NOW: CARNARVON TO KALBARRI
With the wind up, the blowholes at Quobba Point just out of Carnarvon were spraying and drifting high into the air. A few brave young men were fishing from the cliffs but the warning sign recommends anchoring yourself to the cliff, so we were happy to just watch the waves crashing into the coastline.
The old Carnarvon jetty stands where the Gascoyne River enters the sea. Most of the river bed is actually dry sand for much of the year and the water for irrigation is pumped from below the sand. Lots of crops are grown here and irrigated from the Gascoyne River. We were surprised to find that most of Western Australia’s winter vegetables are grown in Carnarvon as well as mangoes and bananas.
From our base in Denham we visited Hamelin Pool, Monkey Mia and Cape Peron. At Hamelin Pool micro-organisms turn the sand, shell grit and sea grass into rock formations called stromatilites. The ocean is clear and very blue making it easy to see these interesting formations even when the tide comes in.
The township of Denham sits right on the coast and is having a facelift with lots of interesting structures in the parkland along the beach. They also offer babysitting for husbands at the ocean front pub while wives go for coffee!
We set the alarm to be up and away early to arrive at Monkey Mia by 7.30am. The dolphins often arrive then and swim close to the shore looking for a free fish. The Dolphin Experience starts at 7.45am and 5 dolphins came in for a look at us on the day we visited. They are wild and free so there are no guarantees that any dolphins will come in on any particular day. After each visiting dolphin is identified (they all have names) they receive just 2 small fish each to ensure they continue their natural habits. We felt pretty lucky! We’d also been told the buffet breakfast at the resort was pretty good and that was true too.
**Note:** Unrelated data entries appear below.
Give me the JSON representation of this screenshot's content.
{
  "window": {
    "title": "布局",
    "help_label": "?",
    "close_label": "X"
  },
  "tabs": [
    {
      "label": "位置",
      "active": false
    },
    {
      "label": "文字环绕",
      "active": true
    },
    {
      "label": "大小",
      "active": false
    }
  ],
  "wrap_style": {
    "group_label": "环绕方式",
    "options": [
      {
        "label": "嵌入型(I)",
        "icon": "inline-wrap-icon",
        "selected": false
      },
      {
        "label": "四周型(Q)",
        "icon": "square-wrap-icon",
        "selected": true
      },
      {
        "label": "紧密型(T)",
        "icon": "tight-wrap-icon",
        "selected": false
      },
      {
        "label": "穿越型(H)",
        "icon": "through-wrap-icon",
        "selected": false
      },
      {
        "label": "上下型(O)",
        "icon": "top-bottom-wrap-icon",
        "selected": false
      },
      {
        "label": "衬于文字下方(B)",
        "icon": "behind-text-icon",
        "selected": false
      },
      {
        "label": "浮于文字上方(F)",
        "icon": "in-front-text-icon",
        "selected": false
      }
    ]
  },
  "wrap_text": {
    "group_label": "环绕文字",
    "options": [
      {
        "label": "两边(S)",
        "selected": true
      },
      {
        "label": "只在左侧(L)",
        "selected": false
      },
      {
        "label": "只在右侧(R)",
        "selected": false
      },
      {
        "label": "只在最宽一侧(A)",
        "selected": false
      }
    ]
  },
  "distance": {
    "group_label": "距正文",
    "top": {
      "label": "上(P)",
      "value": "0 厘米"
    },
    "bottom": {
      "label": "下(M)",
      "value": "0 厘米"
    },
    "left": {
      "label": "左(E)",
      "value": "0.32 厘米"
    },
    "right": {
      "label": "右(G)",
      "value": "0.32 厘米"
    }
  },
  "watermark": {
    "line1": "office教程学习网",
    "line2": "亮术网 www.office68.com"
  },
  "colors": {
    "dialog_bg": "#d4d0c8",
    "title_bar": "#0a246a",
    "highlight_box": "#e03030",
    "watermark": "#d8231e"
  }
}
After brekkie we sailed out to the floating pearl farm, saw 2 dugong feeding on the sea grass beds and had a circus of dolphins follow us as we sailed back to the jetty! We’d never seen dugong in the wild before. This was a great day out.
Fresh bread rolls ready for a picnic and we aired down to head up the sandy track to Cape Peron in Francois Peron National Park. David often wants to take a barbeque lunch on these sorts of trips but we’ve been caught out a few times and been unable to find a barbie to cook on. That wasn’t the case on this trip as there were lots of gas barbies and they worked. Next time we’ll go prepared to barbie!
The beaches at Gregories and Bottle Bay had impressive looking campgrounds but the wind was pretty fierce so we were glad we’d camped in Denham amongst some trees. Wildflowers were out everywhere to complete the scene – white sand, blue water, red cliffs.
A stop at Peron Homestead on our way back down the track warmed us up after a chilly and windy day. WA National Parks even provide airing-up bays to reinflate your tyres. A soak in the artesian hot tub was a warming end to another great day out.
On our way down to Dongara we stopped at Shell Beach where millions of thumbnail size cockles lie in the extremely salty, shallow water. The adjacent beach is all shells! We made a lunch stop at Kalbarri where the Murchison River meets the Indian Ocean. The wildflowers were in bloom all around here and in the nearby Kalbarri National Park – red, purple, pink, white and yellow.
The wildflowers in Coalseam Nature Reserve were all yellow. Everlasting daisies and 2 other yellow flowers covered the hills. They actually found coal here in 1927 but the seam was only narrow making mining unviable and the mine was abandoned. Relics of that time including mine shafts are still evident amongst the wildflowers.
Thousands of people visit this area in Spring to see the fields of flowers so we joined them for a look too!
NEXT: CERVANTES TO FREMANTLE
See you on the Emu Track
Cheryl and David